The slit 610 in the note guide 600 is actually needed in both cases, with reflected light and with the light beaming through from the opposite side. While it is obvious why the slit 610 is needed when a beam of light is pointed toward the camera from the opposite side of the note guide 600 in order to create a transparency image, it is far less intuitive in the cases when the camera is reading in reflective mode. In the case of reflected light, part of the light bounces back from the note to the camera and part transmits though the banknote. If the slit 610 is not present, the light which transmits through the banknote reflects back from the surface of the note guide 600, creating undesirable light conditions for consistent imaging by the camera.

Also pictured is a flared panel 620 at the receiving end of the note guide 600. The flared panel 620 is not pictured in the embodiment shown in FIG. 4 but may be used to catch and direct notes when the conveyors are placed at a further distance from the ends of the note guide 600, requiring the notes to be launched into the note guide from a small distance. In such a configuration, guide wheels 630, 640 are used to help move the note along the surface of the note guide 600.
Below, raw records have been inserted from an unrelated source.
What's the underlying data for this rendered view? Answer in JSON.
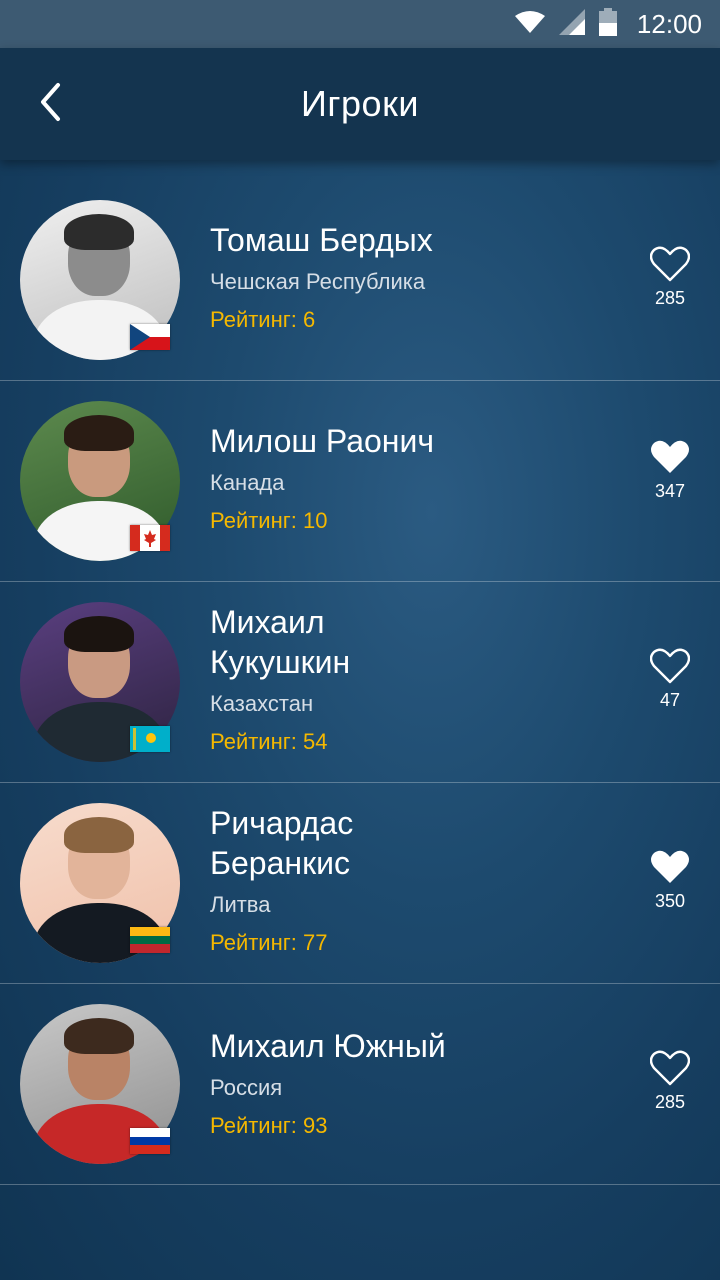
{
  "status_bar": {
    "time": "12:00",
    "icons": [
      "wifi-icon",
      "signal-icon",
      "battery-icon"
    ]
  },
  "header": {
    "title": "Игроки",
    "back_icon": "chevron-left-icon"
  },
  "players": [
    {
      "name": "Томаш Бердых",
      "country": "Чешская Республика",
      "rating": "Рейтинг: 6",
      "likes": "285",
      "liked": false,
      "flag": "czech"
    },
    {
      "name": "Милош Раонич",
      "country": "Канада",
      "rating": "Рейтинг: 10",
      "likes": "347",
      "liked": true,
      "flag": "canada"
    },
    {
      "name_lines": [
        "Михаил",
        "Кукушкин"
      ],
      "country": "Казахстан",
      "rating": "Рейтинг: 54",
      "likes": "47",
      "liked": false,
      "flag": "kazakhstan"
    },
    {
      "name_lines": [
        "Ричардас",
        "Беранкис"
      ],
      "country": "Литва",
      "rating": "Рейтинг: 77",
      "likes": "350",
      "liked": true,
      "flag": "lithuania"
    },
    {
      "name": "Михаил Южный",
      "country": "Россия",
      "rating": "Рейтинг: 93",
      "likes": "285",
      "liked": false,
      "flag": "russia"
    }
  ],
  "colors": {
    "rating": "#f5b800",
    "appbar": "#14344f",
    "statusbar": "#3d5a72"
  }
}
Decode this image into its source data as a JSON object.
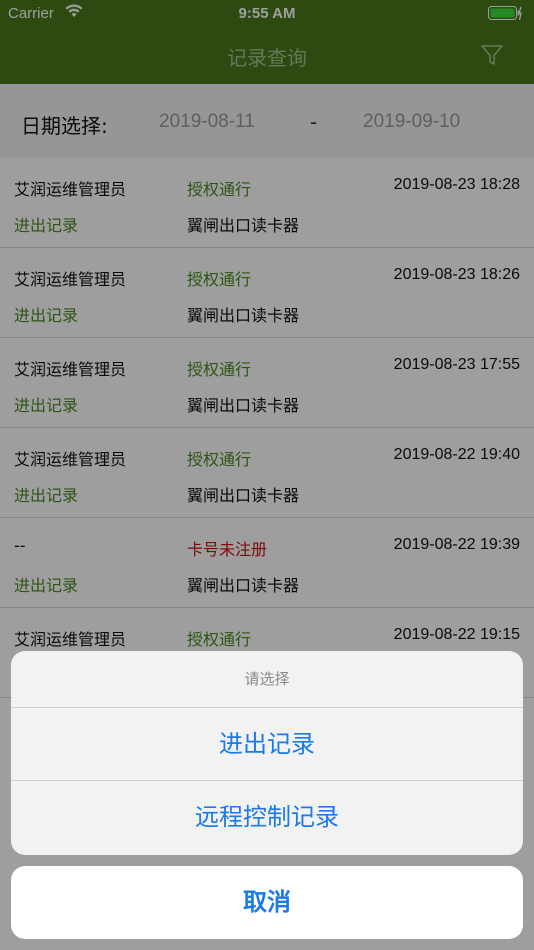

While the above description has specifically covered application to currency processing machines, it should be emphasized that the method of the present invention can easily be adapted for use in any situation requiring accurate, high speed image processing of paper documents.

Although preferred embodiments of the present invention have been described in the foregoing Detailed Description and illustrated in the accompanying drawings, it will be understood that the invention is not limited to the embodiments disclosed, but is capable of numerous rearrangements, modifications, and substitutions of parts and elements without departing from the spirit of the invention. Accordingly, the present invention is intended to encompass such rearrangements, modifications, and substitutions of parts and elements as fall within the scope of the appended claims.

Referenced by
Citing PatentFiling datePublication dateApplicantTitle
US8585053 *Dec 15, 2011Nov 19, 2013De La Rue North America Inc.Document guide systems and methods employing a document platen
Classifications
U.S. Classification271/225
International ClassificationB65H5/00
Cooperative ClassificationH04N1/193, H04N1/123, H04N1/121
European ClassificationH04N1/12D7, H04N1/12D